Legislation, sponsored by State Sen. Shane Reeves (R-Murfreesboro), raising the amount of supplemental pay received by professional fire fighters and police officers, advanced in the Tennessee Senate last week. Senate Bill 793 raises the annual supplement for the successful completion of at least 40 hours of in-service training from $600 to $800.
The bill is part of Gov. Bill Lee’s legislative package and is funded in the proposed budget he submitted to the General Assembly Monday night last week. The legislation was approved by the Senate Judiciary Committee on Tuesday.
“Our police and firefighters put themselves in harm’s way to keep us safe and in-service training is essential to help them perform in very difficult situations,” said Reeves. “I am very pleased to have the opportunity to sponsor a bill to help them by raising their in-service training supplement.”
There are approximately 6,848 firefighters and 14,680 law enforcement officers that would be eligible for this cash salary supplement, for a total of 21,528 individuals covered under the bill.
Another proposal to aid professional firefighters advanced through the Senate Commerce and Labor Committee this week to help those who contract cancer as result of their employment. Senate Bill 1442, sponsored by Senator Paul Bailey (R-Sparta), creates a presumption that any conditions or impairments of full-time firefighters caused by certain occupational cancers occurred while on the job, and establishes eligibility for worker’s compensation benefits. The cancers include non-Hodgkin’s lymphoma, colon cancer, skin cancer or multiple myeloma.
Eligible firefighters must have been exposed to heat, smoke and fumes or carcinogenic, poisonous, toxic or chemical substances during the course of five or more consecutive years of employment with a fire department. Under the bill, an eligible firefighter may file a medical claim pertaining to any condition or impairment of the cancers listed in the bill for up to five years after the most recent date of exposure.
“The brave men and women who selflessly keep our communities safe while fighting fires deserve everything we can do to help them with conditions suffered on the job,” said Bailey. “Firefighters experience cancer at rates much higher than the general public and this bill seeks to help them get needed assistance.”
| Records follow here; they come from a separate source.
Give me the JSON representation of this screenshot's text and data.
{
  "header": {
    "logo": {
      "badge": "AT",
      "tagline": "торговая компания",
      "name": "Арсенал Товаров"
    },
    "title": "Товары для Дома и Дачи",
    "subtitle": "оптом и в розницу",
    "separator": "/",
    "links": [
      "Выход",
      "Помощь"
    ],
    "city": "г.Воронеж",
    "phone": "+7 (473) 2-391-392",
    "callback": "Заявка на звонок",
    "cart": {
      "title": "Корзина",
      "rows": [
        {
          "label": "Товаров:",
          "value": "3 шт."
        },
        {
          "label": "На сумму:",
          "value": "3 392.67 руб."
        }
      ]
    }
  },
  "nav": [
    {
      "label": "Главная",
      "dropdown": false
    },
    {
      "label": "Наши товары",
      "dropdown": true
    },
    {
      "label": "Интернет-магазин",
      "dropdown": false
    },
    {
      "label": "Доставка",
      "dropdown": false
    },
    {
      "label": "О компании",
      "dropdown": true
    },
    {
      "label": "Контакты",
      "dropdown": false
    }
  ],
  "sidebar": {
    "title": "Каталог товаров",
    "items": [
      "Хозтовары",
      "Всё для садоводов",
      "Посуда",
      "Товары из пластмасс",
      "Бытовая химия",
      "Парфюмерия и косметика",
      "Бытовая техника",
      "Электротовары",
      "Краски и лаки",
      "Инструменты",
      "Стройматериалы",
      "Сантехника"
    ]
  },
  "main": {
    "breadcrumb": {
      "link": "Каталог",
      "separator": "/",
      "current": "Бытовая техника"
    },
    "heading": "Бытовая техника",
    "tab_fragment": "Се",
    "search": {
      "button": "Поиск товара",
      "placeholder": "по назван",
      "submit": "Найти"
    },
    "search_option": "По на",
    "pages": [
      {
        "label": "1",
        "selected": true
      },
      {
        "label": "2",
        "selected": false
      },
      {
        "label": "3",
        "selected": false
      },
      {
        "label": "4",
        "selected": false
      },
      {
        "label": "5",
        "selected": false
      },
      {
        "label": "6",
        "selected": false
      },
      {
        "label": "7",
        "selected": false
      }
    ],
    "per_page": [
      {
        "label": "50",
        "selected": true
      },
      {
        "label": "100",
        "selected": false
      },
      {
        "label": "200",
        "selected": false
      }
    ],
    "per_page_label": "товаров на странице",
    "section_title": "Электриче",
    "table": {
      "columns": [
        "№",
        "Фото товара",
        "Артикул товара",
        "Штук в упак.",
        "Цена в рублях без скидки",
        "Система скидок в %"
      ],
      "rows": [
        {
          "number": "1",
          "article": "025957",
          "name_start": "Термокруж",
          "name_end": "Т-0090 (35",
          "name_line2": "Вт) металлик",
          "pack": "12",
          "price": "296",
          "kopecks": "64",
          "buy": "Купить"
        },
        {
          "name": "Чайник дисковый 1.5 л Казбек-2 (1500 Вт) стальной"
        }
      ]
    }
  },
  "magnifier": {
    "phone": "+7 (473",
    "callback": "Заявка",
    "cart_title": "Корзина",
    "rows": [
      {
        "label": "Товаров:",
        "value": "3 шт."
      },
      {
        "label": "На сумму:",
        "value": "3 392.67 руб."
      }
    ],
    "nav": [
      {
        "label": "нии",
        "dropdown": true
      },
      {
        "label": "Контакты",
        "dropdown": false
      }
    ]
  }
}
Both bills advanced to the Senate Finance, Ways and Means Committee where they will be considered for their financial impact before moving to the Senate floor for final consideration.